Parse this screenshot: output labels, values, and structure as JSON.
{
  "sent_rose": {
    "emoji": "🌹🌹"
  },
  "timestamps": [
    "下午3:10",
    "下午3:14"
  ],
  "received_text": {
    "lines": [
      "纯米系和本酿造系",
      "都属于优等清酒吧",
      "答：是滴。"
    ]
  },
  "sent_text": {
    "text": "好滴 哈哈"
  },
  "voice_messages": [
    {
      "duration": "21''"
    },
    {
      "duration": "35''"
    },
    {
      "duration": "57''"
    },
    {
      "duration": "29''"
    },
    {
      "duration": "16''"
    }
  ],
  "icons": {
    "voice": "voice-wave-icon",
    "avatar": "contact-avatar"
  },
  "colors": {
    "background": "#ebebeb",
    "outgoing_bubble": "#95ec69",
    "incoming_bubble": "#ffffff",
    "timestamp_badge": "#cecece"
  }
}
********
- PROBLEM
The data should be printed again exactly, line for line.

- OUTPUT OF THE EXERCISE
Parse this screenshot: output labels, values, and structure as JSON.
{
  "sent_rose": {
    "emoji": "🌹🌹"
  },
  "timestamps": [
    "下午3:10",
    "下午3:14"
  ],
  "received_text": {
    "lines": [
      "纯米系和本酿造系",
      "都属于优等清酒吧",
      "答：是滴。"
    ]
  },
  "sent_text": {
    "text": "好滴 哈哈"
  },
  "voice_messages": [
    {
      "duration": "21''"
    },
    {
      "duration": "35''"
    },
    {
      "duration": "57''"
    },
    {
      "duration": "29''"
    },
    {
      "duration": "16''"
    }
  ],
  "icons": {
    "voice": "voice-wave-icon",
    "avatar": "contact-avatar"
  },
  "colors": {
    "background": "#ebebeb",
    "outgoing_bubble": "#95ec69",
    "incoming_bubble": "#ffffff",
    "timestamp_badge": "#cecece"
  }
}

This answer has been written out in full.